Why is Valve Area Index Important?
Valvular heart disease can cause significant morbidity and mortality if left untreated. The VAI measurement can help identify patients who may require treatment, such as valve replacement or repair, before symptoms become severe. It can also be useful in monitoring disease progression in patients with known valvular heart disease.

How is Valve Area Index Measured?

The most common method for measuring VAI is through echocardiography. This non-invasive imaging technique uses sound waves to produce images of the heart and its valves. During an echocardiogram, a technician will place a small device called a transducer on the patient’s chest or abdomen and move it around to obtain images of different parts of the heart.

To calculate VAI using echocardiography, measurements are taken of both the effective valve orifice area and body surface area. These values are then used to calculate VAI using a specific formula.

What Do Valve Area Index Measurements Mean?

The normal range for VAI varies depending on age, gender, and other factors. Generally speaking, a VAI measurement less than 0.6 cm²/m² indicates severe valvular stenosis (narrowing), while a measurement between 0.6 and 1 cm²/m² indicates moderate stenosis. A measurement above 1 cm²/m² is considered normal.

It’s important to note that VAI measurements should always be interpreted in the context of the patient’s overall health and other factors, such as symptoms and medical history.

Conclusion

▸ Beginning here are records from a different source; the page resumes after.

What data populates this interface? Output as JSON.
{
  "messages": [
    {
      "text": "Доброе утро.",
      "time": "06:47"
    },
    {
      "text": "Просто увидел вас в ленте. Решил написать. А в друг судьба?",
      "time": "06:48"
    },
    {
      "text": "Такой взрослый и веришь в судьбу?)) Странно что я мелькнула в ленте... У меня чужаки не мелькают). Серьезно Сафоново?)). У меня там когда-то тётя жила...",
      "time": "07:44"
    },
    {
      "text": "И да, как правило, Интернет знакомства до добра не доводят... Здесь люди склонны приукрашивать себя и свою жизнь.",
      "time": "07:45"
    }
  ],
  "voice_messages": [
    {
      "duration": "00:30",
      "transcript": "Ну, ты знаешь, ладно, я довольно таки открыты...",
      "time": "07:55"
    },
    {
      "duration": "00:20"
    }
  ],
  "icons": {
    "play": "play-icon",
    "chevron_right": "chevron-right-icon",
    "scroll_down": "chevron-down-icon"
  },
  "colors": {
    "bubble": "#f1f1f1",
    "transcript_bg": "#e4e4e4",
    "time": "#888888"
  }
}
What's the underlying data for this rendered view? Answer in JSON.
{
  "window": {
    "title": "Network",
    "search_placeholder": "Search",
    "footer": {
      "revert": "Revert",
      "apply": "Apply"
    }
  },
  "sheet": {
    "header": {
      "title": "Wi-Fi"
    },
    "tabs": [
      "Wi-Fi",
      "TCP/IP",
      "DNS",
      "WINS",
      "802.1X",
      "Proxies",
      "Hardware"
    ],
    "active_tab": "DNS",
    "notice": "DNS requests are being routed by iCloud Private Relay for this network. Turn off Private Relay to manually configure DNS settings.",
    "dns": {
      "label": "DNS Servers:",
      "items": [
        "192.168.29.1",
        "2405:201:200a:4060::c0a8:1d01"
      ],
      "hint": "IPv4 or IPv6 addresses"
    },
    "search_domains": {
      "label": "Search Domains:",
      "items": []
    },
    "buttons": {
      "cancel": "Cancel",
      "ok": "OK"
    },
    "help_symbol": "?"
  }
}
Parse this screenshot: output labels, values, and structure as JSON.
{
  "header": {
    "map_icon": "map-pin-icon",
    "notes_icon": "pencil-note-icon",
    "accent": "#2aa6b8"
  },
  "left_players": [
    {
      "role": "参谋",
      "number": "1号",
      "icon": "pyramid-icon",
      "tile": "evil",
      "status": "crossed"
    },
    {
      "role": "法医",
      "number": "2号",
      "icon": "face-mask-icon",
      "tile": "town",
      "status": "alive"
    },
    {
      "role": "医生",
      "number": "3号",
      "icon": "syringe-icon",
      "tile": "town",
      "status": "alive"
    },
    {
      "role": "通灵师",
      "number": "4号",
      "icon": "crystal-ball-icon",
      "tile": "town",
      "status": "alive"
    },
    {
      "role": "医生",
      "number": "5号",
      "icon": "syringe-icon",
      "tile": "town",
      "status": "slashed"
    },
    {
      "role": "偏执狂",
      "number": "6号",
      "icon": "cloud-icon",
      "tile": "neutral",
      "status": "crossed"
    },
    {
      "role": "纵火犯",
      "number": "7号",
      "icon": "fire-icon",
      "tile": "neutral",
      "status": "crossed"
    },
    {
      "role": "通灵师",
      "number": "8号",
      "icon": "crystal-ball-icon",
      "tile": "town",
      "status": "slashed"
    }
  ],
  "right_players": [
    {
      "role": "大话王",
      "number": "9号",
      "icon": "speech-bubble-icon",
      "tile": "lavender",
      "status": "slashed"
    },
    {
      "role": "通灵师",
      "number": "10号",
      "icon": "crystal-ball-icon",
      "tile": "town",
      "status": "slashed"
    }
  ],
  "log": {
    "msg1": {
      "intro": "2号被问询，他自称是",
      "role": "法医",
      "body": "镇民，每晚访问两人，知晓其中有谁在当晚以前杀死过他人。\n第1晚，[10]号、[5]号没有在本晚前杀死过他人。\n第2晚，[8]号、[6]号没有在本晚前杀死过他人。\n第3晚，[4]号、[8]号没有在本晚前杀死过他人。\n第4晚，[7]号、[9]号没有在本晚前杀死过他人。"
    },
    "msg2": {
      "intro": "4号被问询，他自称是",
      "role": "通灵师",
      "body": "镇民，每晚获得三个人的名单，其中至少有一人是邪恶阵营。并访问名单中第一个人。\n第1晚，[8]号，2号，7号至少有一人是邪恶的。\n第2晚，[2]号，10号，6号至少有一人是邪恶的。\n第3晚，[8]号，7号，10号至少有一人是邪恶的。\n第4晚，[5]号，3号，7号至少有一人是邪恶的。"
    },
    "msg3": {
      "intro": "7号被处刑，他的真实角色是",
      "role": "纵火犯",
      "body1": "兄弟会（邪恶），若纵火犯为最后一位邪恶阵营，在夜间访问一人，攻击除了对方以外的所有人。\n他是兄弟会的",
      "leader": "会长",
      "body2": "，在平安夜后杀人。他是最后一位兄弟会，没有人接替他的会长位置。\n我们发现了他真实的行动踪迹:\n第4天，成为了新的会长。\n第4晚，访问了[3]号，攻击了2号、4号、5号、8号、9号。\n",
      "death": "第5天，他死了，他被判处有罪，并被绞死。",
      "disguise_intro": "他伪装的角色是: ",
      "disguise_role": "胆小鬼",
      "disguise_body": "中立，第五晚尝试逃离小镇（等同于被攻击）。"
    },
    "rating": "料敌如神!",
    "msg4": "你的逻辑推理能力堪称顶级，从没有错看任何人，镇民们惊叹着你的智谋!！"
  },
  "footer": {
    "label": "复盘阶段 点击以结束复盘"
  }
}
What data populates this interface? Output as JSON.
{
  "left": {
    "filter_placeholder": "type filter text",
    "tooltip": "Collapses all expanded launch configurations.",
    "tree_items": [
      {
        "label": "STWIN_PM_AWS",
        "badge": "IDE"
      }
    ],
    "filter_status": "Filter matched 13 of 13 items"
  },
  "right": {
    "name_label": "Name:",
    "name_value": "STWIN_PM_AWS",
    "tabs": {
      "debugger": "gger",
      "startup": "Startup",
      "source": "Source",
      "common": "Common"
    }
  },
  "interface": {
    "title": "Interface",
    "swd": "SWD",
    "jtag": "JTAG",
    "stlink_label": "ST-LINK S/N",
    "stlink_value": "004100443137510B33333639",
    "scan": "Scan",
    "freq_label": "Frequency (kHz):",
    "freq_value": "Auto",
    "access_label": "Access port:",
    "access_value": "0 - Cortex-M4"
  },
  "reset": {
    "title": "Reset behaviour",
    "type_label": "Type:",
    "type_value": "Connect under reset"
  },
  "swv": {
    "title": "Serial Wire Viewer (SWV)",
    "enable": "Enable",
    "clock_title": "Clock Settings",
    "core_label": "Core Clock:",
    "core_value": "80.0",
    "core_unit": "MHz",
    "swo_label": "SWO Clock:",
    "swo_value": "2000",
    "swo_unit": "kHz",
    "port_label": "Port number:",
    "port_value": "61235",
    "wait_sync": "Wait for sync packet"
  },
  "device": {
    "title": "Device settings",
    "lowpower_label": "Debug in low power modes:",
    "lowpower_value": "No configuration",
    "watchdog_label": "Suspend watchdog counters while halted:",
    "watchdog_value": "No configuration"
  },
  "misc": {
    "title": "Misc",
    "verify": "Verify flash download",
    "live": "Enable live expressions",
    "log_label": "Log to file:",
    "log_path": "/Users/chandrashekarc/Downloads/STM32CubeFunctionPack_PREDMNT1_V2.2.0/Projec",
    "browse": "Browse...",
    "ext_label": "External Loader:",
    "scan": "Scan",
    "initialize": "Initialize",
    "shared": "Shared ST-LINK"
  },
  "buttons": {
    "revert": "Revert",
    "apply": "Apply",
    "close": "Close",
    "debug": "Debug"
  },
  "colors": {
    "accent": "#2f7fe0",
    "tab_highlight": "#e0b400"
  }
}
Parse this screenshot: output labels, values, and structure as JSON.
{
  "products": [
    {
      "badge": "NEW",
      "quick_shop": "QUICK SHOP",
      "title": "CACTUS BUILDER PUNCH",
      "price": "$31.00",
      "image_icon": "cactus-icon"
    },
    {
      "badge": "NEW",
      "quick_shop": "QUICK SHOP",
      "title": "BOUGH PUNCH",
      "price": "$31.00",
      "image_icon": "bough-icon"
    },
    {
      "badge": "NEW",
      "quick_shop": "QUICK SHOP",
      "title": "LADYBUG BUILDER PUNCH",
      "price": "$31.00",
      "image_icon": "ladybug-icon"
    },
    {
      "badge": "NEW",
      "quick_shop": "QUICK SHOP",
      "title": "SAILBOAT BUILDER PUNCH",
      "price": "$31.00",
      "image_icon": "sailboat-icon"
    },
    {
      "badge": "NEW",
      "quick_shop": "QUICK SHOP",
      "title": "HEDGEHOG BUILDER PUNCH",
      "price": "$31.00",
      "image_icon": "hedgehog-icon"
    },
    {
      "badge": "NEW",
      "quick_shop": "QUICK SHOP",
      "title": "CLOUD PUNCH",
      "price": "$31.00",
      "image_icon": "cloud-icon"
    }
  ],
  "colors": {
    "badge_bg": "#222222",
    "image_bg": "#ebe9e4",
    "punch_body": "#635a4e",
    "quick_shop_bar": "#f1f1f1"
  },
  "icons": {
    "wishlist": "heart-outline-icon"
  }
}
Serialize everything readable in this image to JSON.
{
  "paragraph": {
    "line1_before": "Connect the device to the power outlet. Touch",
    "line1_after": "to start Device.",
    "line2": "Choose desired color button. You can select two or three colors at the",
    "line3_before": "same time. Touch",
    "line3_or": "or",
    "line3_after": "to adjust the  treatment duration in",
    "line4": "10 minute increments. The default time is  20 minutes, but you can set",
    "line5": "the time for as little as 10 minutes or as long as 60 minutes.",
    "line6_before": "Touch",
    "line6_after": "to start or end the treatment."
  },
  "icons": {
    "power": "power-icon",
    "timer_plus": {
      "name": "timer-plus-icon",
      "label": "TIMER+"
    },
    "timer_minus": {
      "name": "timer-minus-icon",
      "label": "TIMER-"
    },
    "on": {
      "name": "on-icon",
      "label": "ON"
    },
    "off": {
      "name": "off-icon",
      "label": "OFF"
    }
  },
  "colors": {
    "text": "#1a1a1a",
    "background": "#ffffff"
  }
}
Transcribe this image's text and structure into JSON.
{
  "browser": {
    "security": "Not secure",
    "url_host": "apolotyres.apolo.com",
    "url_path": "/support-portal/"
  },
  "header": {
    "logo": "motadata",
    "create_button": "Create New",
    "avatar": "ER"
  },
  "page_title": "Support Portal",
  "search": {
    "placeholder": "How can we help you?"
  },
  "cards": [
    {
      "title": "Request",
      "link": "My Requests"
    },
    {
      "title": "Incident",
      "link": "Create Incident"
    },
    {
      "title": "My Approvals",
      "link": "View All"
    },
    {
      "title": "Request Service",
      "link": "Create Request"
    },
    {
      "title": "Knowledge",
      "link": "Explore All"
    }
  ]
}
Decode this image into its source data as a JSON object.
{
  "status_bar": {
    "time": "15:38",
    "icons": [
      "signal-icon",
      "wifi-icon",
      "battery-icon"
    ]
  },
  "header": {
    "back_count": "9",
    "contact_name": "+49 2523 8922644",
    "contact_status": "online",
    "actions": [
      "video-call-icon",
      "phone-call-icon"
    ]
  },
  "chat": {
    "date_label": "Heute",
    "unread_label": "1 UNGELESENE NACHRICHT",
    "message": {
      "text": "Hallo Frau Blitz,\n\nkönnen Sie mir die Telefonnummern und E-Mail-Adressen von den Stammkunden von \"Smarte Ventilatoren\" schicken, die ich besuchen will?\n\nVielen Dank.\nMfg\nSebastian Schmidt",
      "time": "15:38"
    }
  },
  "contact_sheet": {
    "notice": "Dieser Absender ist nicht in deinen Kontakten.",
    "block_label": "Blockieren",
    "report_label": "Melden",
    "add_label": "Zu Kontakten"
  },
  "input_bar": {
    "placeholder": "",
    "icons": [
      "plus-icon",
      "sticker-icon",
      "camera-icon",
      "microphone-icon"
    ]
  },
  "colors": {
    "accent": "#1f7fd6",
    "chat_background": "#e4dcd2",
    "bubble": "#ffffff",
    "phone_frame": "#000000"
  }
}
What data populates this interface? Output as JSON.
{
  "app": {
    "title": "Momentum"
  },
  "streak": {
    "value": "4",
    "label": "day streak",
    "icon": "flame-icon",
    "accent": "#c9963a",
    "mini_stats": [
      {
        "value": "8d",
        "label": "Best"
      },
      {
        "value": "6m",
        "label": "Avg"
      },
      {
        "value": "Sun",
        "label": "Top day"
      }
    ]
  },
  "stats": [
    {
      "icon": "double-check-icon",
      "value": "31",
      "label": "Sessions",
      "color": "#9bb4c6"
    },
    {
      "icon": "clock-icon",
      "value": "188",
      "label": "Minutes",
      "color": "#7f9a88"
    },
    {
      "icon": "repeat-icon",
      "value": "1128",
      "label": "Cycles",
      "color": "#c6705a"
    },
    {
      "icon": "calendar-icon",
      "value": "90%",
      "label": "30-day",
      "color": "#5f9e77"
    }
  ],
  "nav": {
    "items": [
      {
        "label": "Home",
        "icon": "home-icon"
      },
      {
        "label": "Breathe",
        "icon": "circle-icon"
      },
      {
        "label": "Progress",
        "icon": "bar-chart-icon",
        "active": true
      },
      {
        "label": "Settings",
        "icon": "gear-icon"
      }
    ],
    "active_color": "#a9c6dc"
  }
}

Valve area index is an important tool for assessing the severity of valvular heart disease. It takes into account both the size of the valve and the size of the patient, providing a more accurate assessment than valve area alone. Echocardiography is the most common method for measuring VAI, and interpretation of VAI measurements should always consider other clinical factors.